To truly understand a company’s USP, we need to dig a little deeper and tackle the ICP acronym, or Ideal Customer Profile. While ICP generally describes the market a company is selling to, buyer personas make up the specific individuals who influence or make purchase decisions. In short, what does a company’s ideal customer look, act, and think like?
An easy way to streamline your analysis is to imagine who benefits most from a company’s product or service.
Think practically about who the business is targeting and how successfully they’re positioned to solve a problem or need in the market. If you struggle to identify a customer segment most likely to purchase a product or service, it may be time to rethink your investment.
PMF Acronym: Product-Market Fit
If you can effectively pinpoint a company’s USP and ICP, you’ll be better positioned to identify and understand our final and most important of all business acronyms for investors:
PMF or “Product-Market Fit.”
PMF takes abstract ideas about whether or not a company’s product or service offering is unique and whether or not the business has effectively identified its perfect customer, and brings it all back to reality.
In a nutshell: do people want what a business offers?
Achieving PMF is crucial to any successful business endeavor. It means that there is a market (i.e., demand) for what a business is selling and that people are willing to pay for a product or service because there are no better alternatives.
If your objective analysis of USP and ICP leads you to the conclusion that the business in which you want to invest doesn’t offer a product or service that can satisfy the market, it’s time to move on.
Vicinity: Easily Evaluate Local Investment Opportunities
Understanding a company’s ICP, USP, and PMF can help you determine if you’re tapping into a unique opportunity or if just buying another can off the shelf.
Of course, you’ll still want to check out the financials and read up on the risks to get a holistic view of the opportunity. A great feature of investing through the Vicinity platform is that every investment opportunity comes with a comprehensive overview of the “who,” “what,” “how,” and “why.”
Knowledge is power in the investment game, and our community of local investors is always provided with the data points necessary to effectively evaluate a company’s potential–from financials to business model to proposed terms.
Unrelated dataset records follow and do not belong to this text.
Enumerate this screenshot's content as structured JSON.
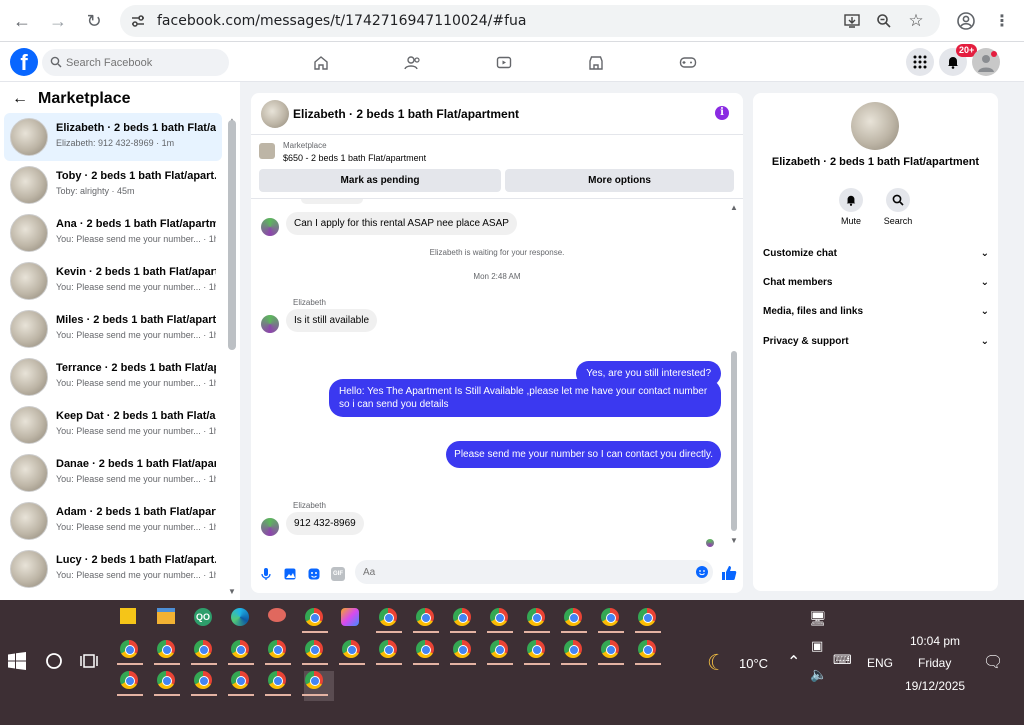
{
  "browser": {
    "url": "facebook.com/messages/t/1742716947110024/#fua"
  },
  "fb": {
    "search_placeholder": "Search Facebook",
    "notif_badge": "20+"
  },
  "left": {
    "title": "Marketplace",
    "conversations": [
      {
        "name": "Elizabeth · 2 beds 1 bath Flat/a...",
        "preview": "Elizabeth: 912 432-8969 · 1m"
      },
      {
        "name": "Toby · 2 beds 1 bath Flat/apart...",
        "preview": "Toby: alrighty · 45m"
      },
      {
        "name": "Ana · 2 beds 1 bath Flat/apartm...",
        "preview": "You: Please send me your number... · 1h"
      },
      {
        "name": "Kevin · 2 beds 1 bath Flat/apart...",
        "preview": "You: Please send me your number... · 1h"
      },
      {
        "name": "Miles · 2 beds 1 bath Flat/apart...",
        "preview": "You: Please send me your number... · 1h"
      },
      {
        "name": "Terrance · 2 beds 1 bath Flat/ap...",
        "preview": "You: Please send me your number... · 1h"
      },
      {
        "name": "Keep Dat · 2 beds 1 bath Flat/a...",
        "preview": "You: Please send me your number... · 1h"
      },
      {
        "name": "Danae · 2 beds 1 bath Flat/apar...",
        "preview": "You: Please send me your number... · 1h"
      },
      {
        "name": "Adam · 2 beds 1 bath Flat/apart...",
        "preview": "You: Please send me your number... · 1h"
      },
      {
        "name": "Lucy · 2 beds 1 bath Flat/apart...",
        "preview": "You: Please send me your number... · 1h"
      }
    ]
  },
  "chat": {
    "title": "Elizabeth · 2 beds 1 bath Flat/apartment",
    "marketplace_label": "Marketplace",
    "listing": "$650 - 2 beds 1 bath Flat/apartment",
    "btn_pending": "Mark as pending",
    "btn_more": "More options",
    "msg1": "Can I apply for this rental ASAP nee place ASAP",
    "waiting": "Elizabeth is waiting for your response.",
    "timestamp": "Mon 2:48 AM",
    "sender": "Elizabeth",
    "msg2": "Is it still available",
    "out1": "Yes, are you still interested?",
    "out2": "Hello: Yes The Apartment Is Still Available ,please let me have your contact number so i can send you details",
    "out3": "Please send me your number so I can contact you directly.",
    "sender2": "Elizabeth",
    "msg3": "912 432-8969",
    "composer_placeholder": "Aa"
  },
  "right": {
    "name": "Elizabeth · 2 beds 1 bath Flat/apartment",
    "mute": "Mute",
    "search": "Search",
    "sections": [
      "Customize chat",
      "Chat members",
      "Media, files and links",
      "Privacy & support"
    ]
  },
  "taskbar": {
    "temp": "10°C",
    "lang": "ENG",
    "time": "10:04 pm",
    "day": "Friday",
    "date": "19/12/2025"
  }
}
If you are ready to take a more calculated approach to your local investment portfolio, sign up today. If you want to learn more about Vicinity and Regulation Crowdfunding, drop us a line at [email protected].